DATA RECORDS START

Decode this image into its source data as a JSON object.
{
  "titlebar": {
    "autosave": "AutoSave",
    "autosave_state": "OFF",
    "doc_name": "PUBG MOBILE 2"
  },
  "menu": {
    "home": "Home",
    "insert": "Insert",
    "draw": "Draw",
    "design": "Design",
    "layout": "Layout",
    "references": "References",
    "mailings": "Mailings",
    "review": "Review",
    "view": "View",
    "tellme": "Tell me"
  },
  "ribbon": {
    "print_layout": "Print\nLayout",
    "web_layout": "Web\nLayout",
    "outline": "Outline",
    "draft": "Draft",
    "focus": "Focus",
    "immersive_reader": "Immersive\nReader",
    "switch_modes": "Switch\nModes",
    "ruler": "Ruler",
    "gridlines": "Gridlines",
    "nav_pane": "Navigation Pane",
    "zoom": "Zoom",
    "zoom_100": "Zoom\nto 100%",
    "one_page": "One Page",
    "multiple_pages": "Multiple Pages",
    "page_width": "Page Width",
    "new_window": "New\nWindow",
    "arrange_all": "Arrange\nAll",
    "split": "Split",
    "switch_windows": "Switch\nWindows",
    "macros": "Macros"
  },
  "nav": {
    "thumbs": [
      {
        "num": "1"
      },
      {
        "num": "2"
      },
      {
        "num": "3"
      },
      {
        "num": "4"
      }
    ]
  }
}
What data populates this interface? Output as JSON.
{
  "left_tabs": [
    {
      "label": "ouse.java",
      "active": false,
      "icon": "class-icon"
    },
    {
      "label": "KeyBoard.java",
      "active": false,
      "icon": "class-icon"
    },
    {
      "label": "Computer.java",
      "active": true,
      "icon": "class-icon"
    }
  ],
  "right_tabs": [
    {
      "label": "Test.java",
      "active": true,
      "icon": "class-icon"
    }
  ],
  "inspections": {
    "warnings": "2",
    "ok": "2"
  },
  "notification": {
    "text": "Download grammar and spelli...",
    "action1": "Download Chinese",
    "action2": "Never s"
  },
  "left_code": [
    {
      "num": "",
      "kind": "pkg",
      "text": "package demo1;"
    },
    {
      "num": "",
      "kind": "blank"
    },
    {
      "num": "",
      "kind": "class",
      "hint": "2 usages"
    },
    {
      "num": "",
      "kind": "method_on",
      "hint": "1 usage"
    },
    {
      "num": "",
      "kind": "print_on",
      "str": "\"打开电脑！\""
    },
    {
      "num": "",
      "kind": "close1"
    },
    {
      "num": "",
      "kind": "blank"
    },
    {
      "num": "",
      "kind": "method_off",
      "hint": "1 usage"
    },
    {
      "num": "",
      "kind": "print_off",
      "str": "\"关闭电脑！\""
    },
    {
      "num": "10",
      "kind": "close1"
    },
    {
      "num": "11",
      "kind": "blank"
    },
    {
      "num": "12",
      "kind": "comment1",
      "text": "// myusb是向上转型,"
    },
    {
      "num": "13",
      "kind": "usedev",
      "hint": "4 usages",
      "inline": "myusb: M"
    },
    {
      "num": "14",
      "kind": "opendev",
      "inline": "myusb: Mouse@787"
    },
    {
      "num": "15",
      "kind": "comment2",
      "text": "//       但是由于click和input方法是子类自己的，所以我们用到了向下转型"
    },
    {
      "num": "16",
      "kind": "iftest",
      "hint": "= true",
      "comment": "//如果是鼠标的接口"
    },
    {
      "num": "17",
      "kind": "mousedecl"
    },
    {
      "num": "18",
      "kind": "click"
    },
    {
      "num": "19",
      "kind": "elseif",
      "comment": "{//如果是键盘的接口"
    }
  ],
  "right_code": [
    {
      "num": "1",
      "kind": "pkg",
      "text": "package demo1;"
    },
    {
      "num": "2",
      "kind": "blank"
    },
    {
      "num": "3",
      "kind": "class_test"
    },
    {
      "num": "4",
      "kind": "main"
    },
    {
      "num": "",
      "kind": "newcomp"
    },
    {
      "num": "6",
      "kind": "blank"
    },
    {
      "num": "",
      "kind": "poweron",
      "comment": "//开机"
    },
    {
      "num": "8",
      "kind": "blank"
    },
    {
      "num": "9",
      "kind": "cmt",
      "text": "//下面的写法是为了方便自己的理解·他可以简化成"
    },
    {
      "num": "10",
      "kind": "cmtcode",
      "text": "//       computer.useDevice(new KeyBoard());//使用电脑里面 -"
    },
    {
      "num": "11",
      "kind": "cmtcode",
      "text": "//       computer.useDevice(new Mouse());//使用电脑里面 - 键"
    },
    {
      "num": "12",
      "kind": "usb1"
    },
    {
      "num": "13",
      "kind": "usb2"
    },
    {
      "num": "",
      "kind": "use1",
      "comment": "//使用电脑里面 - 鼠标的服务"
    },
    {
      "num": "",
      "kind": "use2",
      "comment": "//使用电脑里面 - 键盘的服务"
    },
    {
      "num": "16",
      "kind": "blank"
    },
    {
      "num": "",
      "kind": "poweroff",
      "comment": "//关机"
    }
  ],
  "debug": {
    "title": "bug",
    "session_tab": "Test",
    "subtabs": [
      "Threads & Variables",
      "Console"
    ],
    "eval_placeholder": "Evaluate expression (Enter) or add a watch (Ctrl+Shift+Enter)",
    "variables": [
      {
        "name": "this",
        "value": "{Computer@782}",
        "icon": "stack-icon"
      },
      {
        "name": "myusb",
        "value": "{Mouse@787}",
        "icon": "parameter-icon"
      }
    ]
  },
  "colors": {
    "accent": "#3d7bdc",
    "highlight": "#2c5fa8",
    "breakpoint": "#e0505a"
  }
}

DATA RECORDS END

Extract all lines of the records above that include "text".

    "text": "Download grammar and spelli...",
      "text": "package demo1;"
      "text": "// myusb是向上转型,"
      "text": "//       但是由于click和input方法是子类自己的，所以我们用到了向下转型"
      "text": "package demo1;"
      "text": "//下面的写法是为了方便自己的理解·他可以简化成"
      "text": "//       computer.useDevice(new KeyBoard());//使用电脑里面 -"
      "text": "//       computer.useDevice(new Mouse());//使用电脑里面 - 键"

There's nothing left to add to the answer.